▶ _What is needed_: Report all lines from the entries below in which "description" appears.

▶ _Supplied entries_:
□ □ □ □ □ □ □
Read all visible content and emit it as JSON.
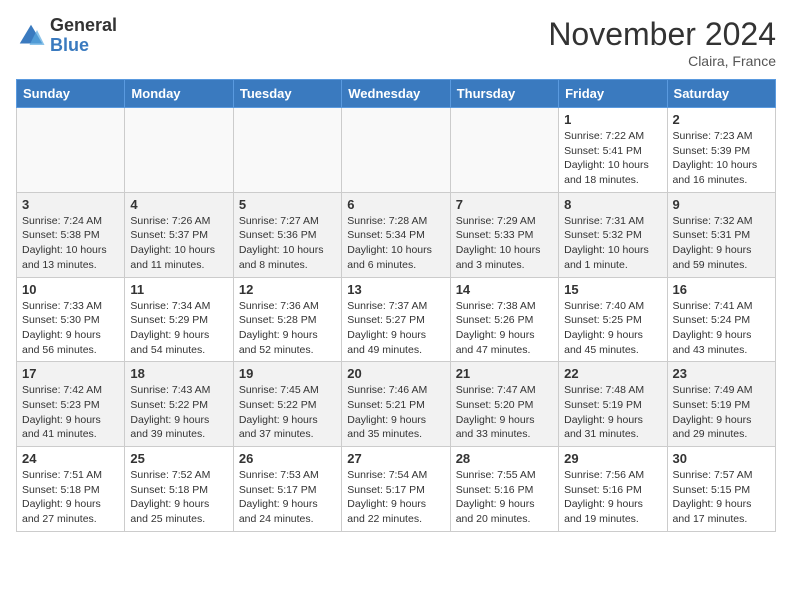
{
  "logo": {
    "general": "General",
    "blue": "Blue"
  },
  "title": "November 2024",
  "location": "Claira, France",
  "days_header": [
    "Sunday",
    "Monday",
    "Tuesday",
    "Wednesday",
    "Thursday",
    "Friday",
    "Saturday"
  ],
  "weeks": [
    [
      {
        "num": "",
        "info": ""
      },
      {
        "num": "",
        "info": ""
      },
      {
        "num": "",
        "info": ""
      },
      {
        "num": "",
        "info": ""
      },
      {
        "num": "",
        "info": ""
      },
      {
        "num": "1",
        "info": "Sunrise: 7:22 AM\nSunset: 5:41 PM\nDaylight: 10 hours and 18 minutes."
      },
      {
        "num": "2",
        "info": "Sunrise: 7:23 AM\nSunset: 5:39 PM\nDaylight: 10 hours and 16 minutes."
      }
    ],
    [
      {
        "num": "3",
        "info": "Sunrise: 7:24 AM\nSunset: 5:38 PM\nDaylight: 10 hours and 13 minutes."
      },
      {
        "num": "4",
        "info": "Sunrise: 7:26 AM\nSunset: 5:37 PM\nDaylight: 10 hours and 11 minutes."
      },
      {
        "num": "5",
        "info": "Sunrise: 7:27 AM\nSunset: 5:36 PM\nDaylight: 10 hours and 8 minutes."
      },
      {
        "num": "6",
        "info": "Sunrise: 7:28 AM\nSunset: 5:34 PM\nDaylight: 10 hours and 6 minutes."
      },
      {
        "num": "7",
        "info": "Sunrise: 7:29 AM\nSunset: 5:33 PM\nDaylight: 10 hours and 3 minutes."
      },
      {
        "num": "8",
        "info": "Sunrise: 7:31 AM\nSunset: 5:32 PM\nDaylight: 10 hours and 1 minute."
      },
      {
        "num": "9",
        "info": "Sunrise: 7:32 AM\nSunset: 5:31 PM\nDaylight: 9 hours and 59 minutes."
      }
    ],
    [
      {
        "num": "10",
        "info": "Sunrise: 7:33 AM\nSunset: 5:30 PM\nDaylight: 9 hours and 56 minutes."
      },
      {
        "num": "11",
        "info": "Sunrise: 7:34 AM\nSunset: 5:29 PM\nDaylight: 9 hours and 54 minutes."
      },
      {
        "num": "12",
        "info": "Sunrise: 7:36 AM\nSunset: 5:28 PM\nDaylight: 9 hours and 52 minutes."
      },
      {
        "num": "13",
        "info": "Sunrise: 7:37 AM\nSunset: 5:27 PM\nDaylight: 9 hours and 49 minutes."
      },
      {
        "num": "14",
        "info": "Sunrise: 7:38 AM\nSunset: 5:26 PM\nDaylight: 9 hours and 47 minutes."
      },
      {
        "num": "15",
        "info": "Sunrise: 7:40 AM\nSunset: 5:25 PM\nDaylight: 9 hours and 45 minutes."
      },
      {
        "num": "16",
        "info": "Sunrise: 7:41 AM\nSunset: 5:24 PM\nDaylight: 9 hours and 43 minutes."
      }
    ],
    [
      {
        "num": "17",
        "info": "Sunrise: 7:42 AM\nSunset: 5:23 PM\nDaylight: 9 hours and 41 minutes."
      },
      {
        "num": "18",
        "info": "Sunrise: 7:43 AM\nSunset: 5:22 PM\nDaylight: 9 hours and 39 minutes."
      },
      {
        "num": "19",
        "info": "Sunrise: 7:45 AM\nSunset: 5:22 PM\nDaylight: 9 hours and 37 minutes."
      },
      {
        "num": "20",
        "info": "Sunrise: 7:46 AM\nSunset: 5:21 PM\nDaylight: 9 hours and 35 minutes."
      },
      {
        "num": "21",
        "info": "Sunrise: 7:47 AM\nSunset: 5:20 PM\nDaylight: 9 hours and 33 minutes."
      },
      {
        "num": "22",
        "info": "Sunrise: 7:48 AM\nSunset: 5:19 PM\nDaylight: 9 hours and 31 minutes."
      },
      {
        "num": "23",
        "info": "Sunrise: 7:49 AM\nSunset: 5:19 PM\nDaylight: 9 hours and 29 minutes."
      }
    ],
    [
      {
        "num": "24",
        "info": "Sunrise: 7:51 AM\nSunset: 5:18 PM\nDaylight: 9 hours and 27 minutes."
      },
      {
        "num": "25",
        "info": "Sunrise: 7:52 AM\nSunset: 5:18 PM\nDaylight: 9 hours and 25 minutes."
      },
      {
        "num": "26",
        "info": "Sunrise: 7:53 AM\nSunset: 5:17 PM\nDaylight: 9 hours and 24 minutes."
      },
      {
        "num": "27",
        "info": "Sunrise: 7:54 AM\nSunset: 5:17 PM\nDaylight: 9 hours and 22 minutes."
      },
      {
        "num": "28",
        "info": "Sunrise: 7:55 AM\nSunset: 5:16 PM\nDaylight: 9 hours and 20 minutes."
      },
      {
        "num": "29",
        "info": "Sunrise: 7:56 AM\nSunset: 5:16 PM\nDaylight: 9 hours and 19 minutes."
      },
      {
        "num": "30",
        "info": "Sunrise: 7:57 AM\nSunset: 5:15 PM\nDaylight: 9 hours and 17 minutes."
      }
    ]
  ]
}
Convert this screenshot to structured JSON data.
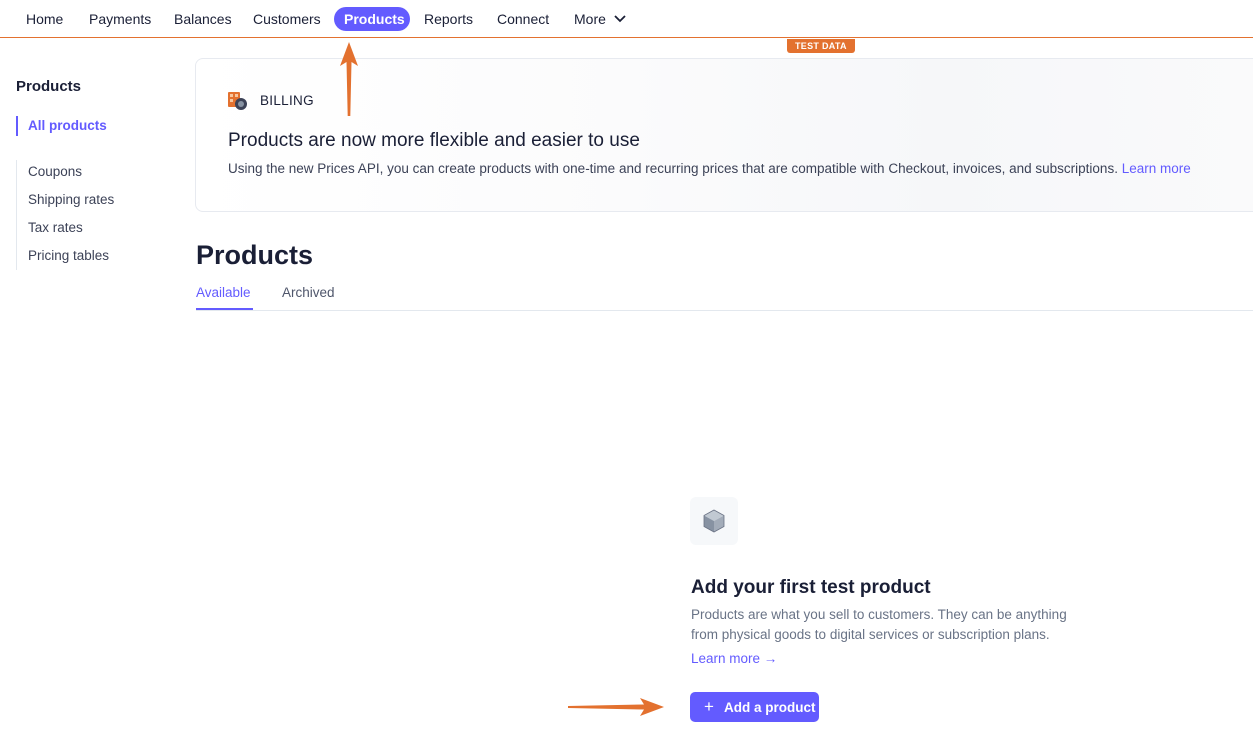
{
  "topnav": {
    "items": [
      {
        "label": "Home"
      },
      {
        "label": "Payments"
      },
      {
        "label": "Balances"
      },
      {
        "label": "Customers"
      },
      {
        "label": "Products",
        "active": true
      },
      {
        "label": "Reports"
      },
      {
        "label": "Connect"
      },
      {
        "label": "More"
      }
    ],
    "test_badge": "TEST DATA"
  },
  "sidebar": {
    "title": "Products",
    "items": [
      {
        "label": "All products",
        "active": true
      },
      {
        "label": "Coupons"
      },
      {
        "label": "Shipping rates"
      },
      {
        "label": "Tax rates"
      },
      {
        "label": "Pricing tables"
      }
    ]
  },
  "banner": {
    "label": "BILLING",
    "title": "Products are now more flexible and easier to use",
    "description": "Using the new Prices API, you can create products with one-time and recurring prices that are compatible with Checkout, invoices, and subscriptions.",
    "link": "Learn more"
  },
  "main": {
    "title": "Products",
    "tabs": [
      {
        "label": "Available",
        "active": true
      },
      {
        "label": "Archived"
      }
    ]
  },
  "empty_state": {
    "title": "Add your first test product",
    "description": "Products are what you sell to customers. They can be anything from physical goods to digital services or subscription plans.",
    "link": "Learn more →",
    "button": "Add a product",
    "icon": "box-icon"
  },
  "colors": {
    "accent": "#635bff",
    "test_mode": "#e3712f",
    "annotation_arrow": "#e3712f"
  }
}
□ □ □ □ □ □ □
▶ _Solution to the problem_:
    "description": "Using the new Prices API, you can create products with one-time and recurring prices that are compatible with Checkout, invoices, and subscriptions.",
    "description": "Products are what you sell to customers. They can be anything from physical goods to digital services or subscription plans.",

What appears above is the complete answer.